━━━ Recorded information ━━━

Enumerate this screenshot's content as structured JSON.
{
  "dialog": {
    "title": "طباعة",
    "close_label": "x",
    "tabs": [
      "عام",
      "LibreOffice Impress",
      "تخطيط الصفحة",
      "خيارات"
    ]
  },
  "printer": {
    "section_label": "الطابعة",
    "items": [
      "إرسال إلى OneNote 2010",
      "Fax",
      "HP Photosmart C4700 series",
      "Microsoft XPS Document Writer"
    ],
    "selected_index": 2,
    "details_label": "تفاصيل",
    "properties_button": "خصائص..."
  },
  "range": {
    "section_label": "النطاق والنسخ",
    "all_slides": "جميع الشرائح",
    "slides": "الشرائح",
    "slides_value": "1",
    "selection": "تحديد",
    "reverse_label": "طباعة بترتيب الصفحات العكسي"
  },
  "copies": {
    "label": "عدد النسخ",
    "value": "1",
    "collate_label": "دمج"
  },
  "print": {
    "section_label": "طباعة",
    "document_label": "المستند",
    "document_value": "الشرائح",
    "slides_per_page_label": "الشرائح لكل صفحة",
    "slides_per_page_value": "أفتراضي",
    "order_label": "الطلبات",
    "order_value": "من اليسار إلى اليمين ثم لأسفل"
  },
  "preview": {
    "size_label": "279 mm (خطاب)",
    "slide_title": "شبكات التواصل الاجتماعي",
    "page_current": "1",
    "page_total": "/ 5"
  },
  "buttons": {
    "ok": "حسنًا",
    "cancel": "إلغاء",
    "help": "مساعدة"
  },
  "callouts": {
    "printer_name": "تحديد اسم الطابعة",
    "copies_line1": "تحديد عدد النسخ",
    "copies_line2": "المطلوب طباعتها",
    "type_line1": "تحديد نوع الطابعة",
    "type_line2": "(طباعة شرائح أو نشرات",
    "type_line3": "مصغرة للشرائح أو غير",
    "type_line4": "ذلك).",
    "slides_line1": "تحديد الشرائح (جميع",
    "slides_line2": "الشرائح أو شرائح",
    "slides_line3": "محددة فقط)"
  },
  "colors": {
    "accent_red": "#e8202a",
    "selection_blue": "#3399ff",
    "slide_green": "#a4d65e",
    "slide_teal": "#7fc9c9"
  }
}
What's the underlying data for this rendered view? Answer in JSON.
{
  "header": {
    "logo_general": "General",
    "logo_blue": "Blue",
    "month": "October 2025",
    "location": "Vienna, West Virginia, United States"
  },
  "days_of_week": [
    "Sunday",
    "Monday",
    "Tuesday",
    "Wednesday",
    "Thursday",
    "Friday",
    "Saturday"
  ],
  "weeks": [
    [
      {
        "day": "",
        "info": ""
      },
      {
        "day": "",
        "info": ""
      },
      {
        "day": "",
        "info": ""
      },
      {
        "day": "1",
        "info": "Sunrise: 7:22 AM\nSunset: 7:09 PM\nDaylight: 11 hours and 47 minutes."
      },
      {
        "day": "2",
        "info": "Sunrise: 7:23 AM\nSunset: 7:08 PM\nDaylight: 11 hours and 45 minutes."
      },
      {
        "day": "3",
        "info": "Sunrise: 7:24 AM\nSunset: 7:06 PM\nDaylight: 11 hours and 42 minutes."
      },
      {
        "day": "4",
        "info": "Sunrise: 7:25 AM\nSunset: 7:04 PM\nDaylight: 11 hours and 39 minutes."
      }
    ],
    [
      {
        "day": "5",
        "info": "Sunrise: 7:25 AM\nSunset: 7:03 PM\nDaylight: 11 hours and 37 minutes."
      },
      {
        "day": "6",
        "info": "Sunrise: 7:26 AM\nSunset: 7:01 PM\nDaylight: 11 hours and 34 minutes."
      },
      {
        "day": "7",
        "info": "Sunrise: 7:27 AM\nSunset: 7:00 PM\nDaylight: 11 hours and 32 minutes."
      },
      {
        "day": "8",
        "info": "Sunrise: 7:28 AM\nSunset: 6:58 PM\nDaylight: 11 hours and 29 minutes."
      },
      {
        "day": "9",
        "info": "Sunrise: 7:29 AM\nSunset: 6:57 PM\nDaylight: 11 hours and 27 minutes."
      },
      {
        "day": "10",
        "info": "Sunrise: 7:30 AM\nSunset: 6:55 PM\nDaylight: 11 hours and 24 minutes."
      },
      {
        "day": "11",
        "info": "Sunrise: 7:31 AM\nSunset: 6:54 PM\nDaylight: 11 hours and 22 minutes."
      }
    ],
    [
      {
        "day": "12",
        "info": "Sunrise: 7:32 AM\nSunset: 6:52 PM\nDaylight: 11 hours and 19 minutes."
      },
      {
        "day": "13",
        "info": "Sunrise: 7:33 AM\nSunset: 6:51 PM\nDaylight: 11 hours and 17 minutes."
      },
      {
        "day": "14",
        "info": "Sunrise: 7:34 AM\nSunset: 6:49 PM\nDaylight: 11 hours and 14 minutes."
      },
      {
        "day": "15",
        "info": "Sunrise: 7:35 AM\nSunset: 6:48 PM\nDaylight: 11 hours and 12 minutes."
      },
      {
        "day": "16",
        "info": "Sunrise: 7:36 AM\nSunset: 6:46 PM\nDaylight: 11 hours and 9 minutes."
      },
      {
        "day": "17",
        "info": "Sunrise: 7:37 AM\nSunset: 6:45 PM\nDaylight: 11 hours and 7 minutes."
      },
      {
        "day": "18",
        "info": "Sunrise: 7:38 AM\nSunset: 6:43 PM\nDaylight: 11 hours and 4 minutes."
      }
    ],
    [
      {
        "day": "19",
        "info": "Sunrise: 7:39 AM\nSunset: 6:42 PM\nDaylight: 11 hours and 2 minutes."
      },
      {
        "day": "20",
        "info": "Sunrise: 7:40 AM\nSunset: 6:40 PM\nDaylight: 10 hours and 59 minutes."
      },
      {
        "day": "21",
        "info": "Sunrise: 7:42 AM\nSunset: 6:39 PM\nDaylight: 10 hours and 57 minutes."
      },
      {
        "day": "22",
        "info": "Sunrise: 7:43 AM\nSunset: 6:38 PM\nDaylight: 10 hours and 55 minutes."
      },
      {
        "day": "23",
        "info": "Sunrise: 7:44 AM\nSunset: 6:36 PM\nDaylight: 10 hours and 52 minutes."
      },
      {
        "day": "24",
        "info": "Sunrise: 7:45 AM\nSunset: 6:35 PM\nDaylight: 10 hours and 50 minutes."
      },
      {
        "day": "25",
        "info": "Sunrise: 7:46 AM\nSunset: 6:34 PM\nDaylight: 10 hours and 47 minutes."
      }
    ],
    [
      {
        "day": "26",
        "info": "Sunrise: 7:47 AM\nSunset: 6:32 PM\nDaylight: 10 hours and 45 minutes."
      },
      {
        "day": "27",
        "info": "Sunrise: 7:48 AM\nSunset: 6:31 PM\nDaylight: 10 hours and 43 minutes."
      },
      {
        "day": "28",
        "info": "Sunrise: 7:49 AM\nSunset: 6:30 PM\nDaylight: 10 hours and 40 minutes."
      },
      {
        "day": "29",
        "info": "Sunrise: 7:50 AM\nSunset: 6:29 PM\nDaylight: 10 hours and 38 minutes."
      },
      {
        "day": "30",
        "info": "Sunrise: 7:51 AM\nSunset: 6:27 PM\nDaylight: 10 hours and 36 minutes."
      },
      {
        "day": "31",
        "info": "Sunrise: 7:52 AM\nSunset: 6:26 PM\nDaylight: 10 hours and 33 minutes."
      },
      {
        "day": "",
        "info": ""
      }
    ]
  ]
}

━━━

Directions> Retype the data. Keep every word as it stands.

Your solution>
Enumerate this screenshot's content as structured JSON.
{
  "dialog": {
    "title": "طباعة",
    "close_label": "x",
    "tabs": [
      "عام",
      "LibreOffice Impress",
      "تخطيط الصفحة",
      "خيارات"
    ]
  },
  "printer": {
    "section_label": "الطابعة",
    "items": [
      "إرسال إلى OneNote 2010",
      "Fax",
      "HP Photosmart C4700 series",
      "Microsoft XPS Document Writer"
    ],
    "selected_index": 2,
    "details_label": "تفاصيل",
    "properties_button": "خصائص..."
  },
  "range": {
    "section_label": "النطاق والنسخ",
    "all_slides": "جميع الشرائح",
    "slides": "الشرائح",
    "slides_value": "1",
    "selection": "تحديد",
    "reverse_label": "طباعة بترتيب الصفحات العكسي"
  },
  "copies": {
    "label": "عدد النسخ",
    "value": "1",
    "collate_label": "دمج"
  },
  "print": {
    "section_label": "طباعة",
    "document_label": "المستند",
    "document_value": "الشرائح",
    "slides_per_page_label": "الشرائح لكل صفحة",
    "slides_per_page_value": "أفتراضي",
    "order_label": "الطلبات",
    "order_value": "من اليسار إلى اليمين ثم لأسفل"
  },
  "preview": {
    "size_label": "279 mm (خطاب)",
    "slide_title": "شبكات التواصل الاجتماعي",
    "page_current": "1",
    "page_total": "/ 5"
  },
  "buttons": {
    "ok": "حسنًا",
    "cancel": "إلغاء",
    "help": "مساعدة"
  },
  "callouts": {
    "printer_name": "تحديد اسم الطابعة",
    "copies_line1": "تحديد عدد النسخ",
    "copies_line2": "المطلوب طباعتها",
    "type_line1": "تحديد نوع الطابعة",
    "type_line2": "(طباعة شرائح أو نشرات",
    "type_line3": "مصغرة للشرائح أو غير",
    "type_line4": "ذلك).",
    "slides_line1": "تحديد الشرائح (جميع",
    "slides_line2": "الشرائح أو شرائح",
    "slides_line3": "محددة فقط)"
  },
  "colors": {
    "accent_red": "#e8202a",
    "selection_blue": "#3399ff",
    "slide_green": "#a4d65e",
    "slide_teal": "#7fc9c9"
  }
}
What's the underlying data for this rendered view? Answer in JSON.
{
  "header": {
    "logo_general": "General",
    "logo_blue": "Blue",
    "month": "October 2025",
    "location": "Vienna, West Virginia, United States"
  },
  "days_of_week": [
    "Sunday",
    "Monday",
    "Tuesday",
    "Wednesday",
    "Thursday",
    "Friday",
    "Saturday"
  ],
  "weeks": [
    [
      {
        "day": "",
        "info": ""
      },
      {
        "day": "",
        "info": ""
      },
      {
        "day": "",
        "info": ""
      },
      {
        "day": "1",
        "info": "Sunrise: 7:22 AM\nSunset: 7:09 PM\nDaylight: 11 hours and 47 minutes."
      },
      {
        "day": "2",
        "info": "Sunrise: 7:23 AM\nSunset: 7:08 PM\nDaylight: 11 hours and 45 minutes."
      },
      {
        "day": "3",
        "info": "Sunrise: 7:24 AM\nSunset: 7:06 PM\nDaylight: 11 hours and 42 minutes."
      },
      {
        "day": "4",
        "info": "Sunrise: 7:25 AM\nSunset: 7:04 PM\nDaylight: 11 hours and 39 minutes."
      }
    ],
    [
      {
        "day": "5",
        "info": "Sunrise: 7:25 AM\nSunset: 7:03 PM\nDaylight: 11 hours and 37 minutes."
      },
      {
        "day": "6",
        "info": "Sunrise: 7:26 AM\nSunset: 7:01 PM\nDaylight: 11 hours and 34 minutes."
      },
      {
        "day": "7",
        "info": "Sunrise: 7:27 AM\nSunset: 7:00 PM\nDaylight: 11 hours and 32 minutes."
      },
      {
        "day": "8",
        "info": "Sunrise: 7:28 AM\nSunset: 6:58 PM\nDaylight: 11 hours and 29 minutes."
      },
      {
        "day": "9",
        "info": "Sunrise: 7:29 AM\nSunset: 6:57 PM\nDaylight: 11 hours and 27 minutes."
      },
      {
        "day": "10",
        "info": "Sunrise: 7:30 AM\nSunset: 6:55 PM\nDaylight: 11 hours and 24 minutes."
      },
      {
        "day": "11",
        "info": "Sunrise: 7:31 AM\nSunset: 6:54 PM\nDaylight: 11 hours and 22 minutes."
      }
    ],
    [
      {
        "day": "12",
        "info": "Sunrise: 7:32 AM\nSunset: 6:52 PM\nDaylight: 11 hours and 19 minutes."
      },
      {
        "day": "13",
        "info": "Sunrise: 7:33 AM\nSunset: 6:51 PM\nDaylight: 11 hours and 17 minutes."
      },
      {
        "day": "14",
        "info": "Sunrise: 7:34 AM\nSunset: 6:49 PM\nDaylight: 11 hours and 14 minutes."
      },
      {
        "day": "15",
        "info": "Sunrise: 7:35 AM\nSunset: 6:48 PM\nDaylight: 11 hours and 12 minutes."
      },
      {
        "day": "16",
        "info": "Sunrise: 7:36 AM\nSunset: 6:46 PM\nDaylight: 11 hours and 9 minutes."
      },
      {
        "day": "17",
        "info": "Sunrise: 7:37 AM\nSunset: 6:45 PM\nDaylight: 11 hours and 7 minutes."
      },
      {
        "day": "18",
        "info": "Sunrise: 7:38 AM\nSunset: 6:43 PM\nDaylight: 11 hours and 4 minutes."
      }
    ],
    [
      {
        "day": "19",
        "info": "Sunrise: 7:39 AM\nSunset: 6:42 PM\nDaylight: 11 hours and 2 minutes."
      },
      {
        "day": "20",
        "info": "Sunrise: 7:40 AM\nSunset: 6:40 PM\nDaylight: 10 hours and 59 minutes."
      },
      {
        "day": "21",
        "info": "Sunrise: 7:42 AM\nSunset: 6:39 PM\nDaylight: 10 hours and 57 minutes."
      },
      {
        "day": "22",
        "info": "Sunrise: 7:43 AM\nSunset: 6:38 PM\nDaylight: 10 hours and 55 minutes."
      },
      {
        "day": "23",
        "info": "Sunrise: 7:44 AM\nSunset: 6:36 PM\nDaylight: 10 hours and 52 minutes."
      },
      {
        "day": "24",
        "info": "Sunrise: 7:45 AM\nSunset: 6:35 PM\nDaylight: 10 hours and 50 minutes."
      },
      {
        "day": "25",
        "info": "Sunrise: 7:46 AM\nSunset: 6:34 PM\nDaylight: 10 hours and 47 minutes."
      }
    ],
    [
      {
        "day": "26",
        "info": "Sunrise: 7:47 AM\nSunset: 6:32 PM\nDaylight: 10 hours and 45 minutes."
      },
      {
        "day": "27",
        "info": "Sunrise: 7:48 AM\nSunset: 6:31 PM\nDaylight: 10 hours and 43 minutes."
      },
      {
        "day": "28",
        "info": "Sunrise: 7:49 AM\nSunset: 6:30 PM\nDaylight: 10 hours and 40 minutes."
      },
      {
        "day": "29",
        "info": "Sunrise: 7:50 AM\nSunset: 6:29 PM\nDaylight: 10 hours and 38 minutes."
      },
      {
        "day": "30",
        "info": "Sunrise: 7:51 AM\nSunset: 6:27 PM\nDaylight: 10 hours and 36 minutes."
      },
      {
        "day": "31",
        "info": "Sunrise: 7:52 AM\nSunset: 6:26 PM\nDaylight: 10 hours and 33 minutes."
      },
      {
        "day": "",
        "info": ""
      }
    ]
  ]
}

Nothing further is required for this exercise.